# [What the exercise asks]
Once you have read the data below, please repeat all of it exactly.

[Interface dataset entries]
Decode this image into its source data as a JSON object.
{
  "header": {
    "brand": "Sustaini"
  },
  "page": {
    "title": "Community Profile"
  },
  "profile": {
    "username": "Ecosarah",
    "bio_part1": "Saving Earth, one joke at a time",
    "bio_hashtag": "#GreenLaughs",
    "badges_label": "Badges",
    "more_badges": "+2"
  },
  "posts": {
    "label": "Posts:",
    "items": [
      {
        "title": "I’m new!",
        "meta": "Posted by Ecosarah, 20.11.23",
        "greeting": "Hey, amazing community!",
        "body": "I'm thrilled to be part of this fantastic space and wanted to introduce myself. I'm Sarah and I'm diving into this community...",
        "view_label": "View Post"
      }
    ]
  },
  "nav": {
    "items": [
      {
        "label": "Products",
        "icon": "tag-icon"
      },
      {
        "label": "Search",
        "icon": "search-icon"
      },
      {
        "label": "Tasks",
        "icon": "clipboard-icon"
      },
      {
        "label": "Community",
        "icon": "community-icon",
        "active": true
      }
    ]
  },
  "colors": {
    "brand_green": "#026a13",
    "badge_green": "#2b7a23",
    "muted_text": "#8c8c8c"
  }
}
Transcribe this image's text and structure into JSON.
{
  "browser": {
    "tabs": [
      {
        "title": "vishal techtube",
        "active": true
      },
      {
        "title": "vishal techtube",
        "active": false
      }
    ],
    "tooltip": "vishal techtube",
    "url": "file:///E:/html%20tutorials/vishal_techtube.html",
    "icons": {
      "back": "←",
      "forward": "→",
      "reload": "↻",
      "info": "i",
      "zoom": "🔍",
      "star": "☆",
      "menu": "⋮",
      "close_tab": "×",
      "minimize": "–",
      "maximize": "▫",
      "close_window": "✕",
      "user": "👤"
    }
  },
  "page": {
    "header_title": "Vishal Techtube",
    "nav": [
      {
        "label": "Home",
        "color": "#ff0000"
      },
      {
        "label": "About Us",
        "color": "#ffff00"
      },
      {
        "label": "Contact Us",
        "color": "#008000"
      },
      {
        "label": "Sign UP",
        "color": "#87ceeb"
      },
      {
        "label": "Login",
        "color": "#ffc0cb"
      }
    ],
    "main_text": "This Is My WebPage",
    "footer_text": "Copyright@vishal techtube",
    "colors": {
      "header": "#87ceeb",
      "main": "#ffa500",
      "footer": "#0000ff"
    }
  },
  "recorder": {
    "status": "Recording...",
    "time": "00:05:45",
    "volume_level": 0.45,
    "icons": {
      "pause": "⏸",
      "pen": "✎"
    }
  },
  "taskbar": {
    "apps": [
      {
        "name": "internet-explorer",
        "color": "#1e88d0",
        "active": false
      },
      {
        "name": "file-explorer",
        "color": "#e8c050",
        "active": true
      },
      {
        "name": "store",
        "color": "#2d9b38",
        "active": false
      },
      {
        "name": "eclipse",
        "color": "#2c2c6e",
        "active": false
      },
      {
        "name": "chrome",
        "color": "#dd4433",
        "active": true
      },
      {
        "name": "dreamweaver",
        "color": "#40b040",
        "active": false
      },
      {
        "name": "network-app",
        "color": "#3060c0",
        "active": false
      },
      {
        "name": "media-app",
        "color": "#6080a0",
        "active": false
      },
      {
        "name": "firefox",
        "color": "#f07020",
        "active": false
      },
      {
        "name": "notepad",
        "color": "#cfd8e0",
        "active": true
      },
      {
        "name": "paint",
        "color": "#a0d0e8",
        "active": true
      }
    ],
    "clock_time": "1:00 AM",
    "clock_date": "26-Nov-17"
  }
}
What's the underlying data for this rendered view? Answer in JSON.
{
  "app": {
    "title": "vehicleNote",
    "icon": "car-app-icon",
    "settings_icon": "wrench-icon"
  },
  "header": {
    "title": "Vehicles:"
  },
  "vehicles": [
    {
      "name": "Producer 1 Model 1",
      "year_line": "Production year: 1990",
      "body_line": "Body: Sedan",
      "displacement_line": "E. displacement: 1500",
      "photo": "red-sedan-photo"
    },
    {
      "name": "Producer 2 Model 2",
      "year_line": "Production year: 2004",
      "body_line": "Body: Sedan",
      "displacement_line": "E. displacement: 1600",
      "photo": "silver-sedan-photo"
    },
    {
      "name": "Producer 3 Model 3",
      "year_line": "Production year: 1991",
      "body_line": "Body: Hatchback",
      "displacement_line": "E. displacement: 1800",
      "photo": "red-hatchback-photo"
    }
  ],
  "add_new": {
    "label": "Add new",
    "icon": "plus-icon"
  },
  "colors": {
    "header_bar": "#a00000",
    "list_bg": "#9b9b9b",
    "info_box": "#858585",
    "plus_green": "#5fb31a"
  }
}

# [Solution below]
Decode this image into its source data as a JSON object.
{
  "header": {
    "brand": "Sustaini"
  },
  "page": {
    "title": "Community Profile"
  },
  "profile": {
    "username": "Ecosarah",
    "bio_part1": "Saving Earth, one joke at a time",
    "bio_hashtag": "#GreenLaughs",
    "badges_label": "Badges",
    "more_badges": "+2"
  },
  "posts": {
    "label": "Posts:",
    "items": [
      {
        "title": "I’m new!",
        "meta": "Posted by Ecosarah, 20.11.23",
        "greeting": "Hey, amazing community!",
        "body": "I'm thrilled to be part of this fantastic space and wanted to introduce myself. I'm Sarah and I'm diving into this community...",
        "view_label": "View Post"
      }
    ]
  },
  "nav": {
    "items": [
      {
        "label": "Products",
        "icon": "tag-icon"
      },
      {
        "label": "Search",
        "icon": "search-icon"
      },
      {
        "label": "Tasks",
        "icon": "clipboard-icon"
      },
      {
        "label": "Community",
        "icon": "community-icon",
        "active": true
      }
    ]
  },
  "colors": {
    "brand_green": "#026a13",
    "badge_green": "#2b7a23",
    "muted_text": "#8c8c8c"
  }
}
Transcribe this image's text and structure into JSON.
{
  "browser": {
    "tabs": [
      {
        "title": "vishal techtube",
        "active": true
      },
      {
        "title": "vishal techtube",
        "active": false
      }
    ],
    "tooltip": "vishal techtube",
    "url": "file:///E:/html%20tutorials/vishal_techtube.html",
    "icons": {
      "back": "←",
      "forward": "→",
      "reload": "↻",
      "info": "i",
      "zoom": "🔍",
      "star": "☆",
      "menu": "⋮",
      "close_tab": "×",
      "minimize": "–",
      "maximize": "▫",
      "close_window": "✕",
      "user": "👤"
    }
  },
  "page": {
    "header_title": "Vishal Techtube",
    "nav": [
      {
        "label": "Home",
        "color": "#ff0000"
      },
      {
        "label": "About Us",
        "color": "#ffff00"
      },
      {
        "label": "Contact Us",
        "color": "#008000"
      },
      {
        "label": "Sign UP",
        "color": "#87ceeb"
      },
      {
        "label": "Login",
        "color": "#ffc0cb"
      }
    ],
    "main_text": "This Is My WebPage",
    "footer_text": "Copyright@vishal techtube",
    "colors": {
      "header": "#87ceeb",
      "main": "#ffa500",
      "footer": "#0000ff"
    }
  },
  "recorder": {
    "status": "Recording...",
    "time": "00:05:45",
    "volume_level": 0.45,
    "icons": {
      "pause": "⏸",
      "pen": "✎"
    }
  },
  "taskbar": {
    "apps": [
      {
        "name": "internet-explorer",
        "color": "#1e88d0",
        "active": false
      },
      {
        "name": "file-explorer",
        "color": "#e8c050",
        "active": true
      },
      {
        "name": "store",
        "color": "#2d9b38",
        "active": false
      },
      {
        "name": "eclipse",
        "color": "#2c2c6e",
        "active": false
      },
      {
        "name": "chrome",
        "color": "#dd4433",
        "active": true
      },
      {
        "name": "dreamweaver",
        "color": "#40b040",
        "active": false
      },
      {
        "name": "network-app",
        "color": "#3060c0",
        "active": false
      },
      {
        "name": "media-app",
        "color": "#6080a0",
        "active": false
      },
      {
        "name": "firefox",
        "color": "#f07020",
        "active": false
      },
      {
        "name": "notepad",
        "color": "#cfd8e0",
        "active": true
      },
      {
        "name": "paint",
        "color": "#a0d0e8",
        "active": true
      }
    ],
    "clock_time": "1:00 AM",
    "clock_date": "26-Nov-17"
  }
}
What's the underlying data for this rendered view? Answer in JSON.
{
  "app": {
    "title": "vehicleNote",
    "icon": "car-app-icon",
    "settings_icon": "wrench-icon"
  },
  "header": {
    "title": "Vehicles:"
  },
  "vehicles": [
    {
      "name": "Producer 1 Model 1",
      "year_line": "Production year: 1990",
      "body_line": "Body: Sedan",
      "displacement_line": "E. displacement: 1500",
      "photo": "red-sedan-photo"
    },
    {
      "name": "Producer 2 Model 2",
      "year_line": "Production year: 2004",
      "body_line": "Body: Sedan",
      "displacement_line": "E. displacement: 1600",
      "photo": "silver-sedan-photo"
    },
    {
      "name": "Producer 3 Model 3",
      "year_line": "Production year: 1991",
      "body_line": "Body: Hatchback",
      "displacement_line": "E. displacement: 1800",
      "photo": "red-hatchback-photo"
    }
  ],
  "add_new": {
    "label": "Add new",
    "icon": "plus-icon"
  },
  "colors": {
    "header_bar": "#a00000",
    "list_bg": "#9b9b9b",
    "info_box": "#858585",
    "plus_green": "#5fb31a"
  }
}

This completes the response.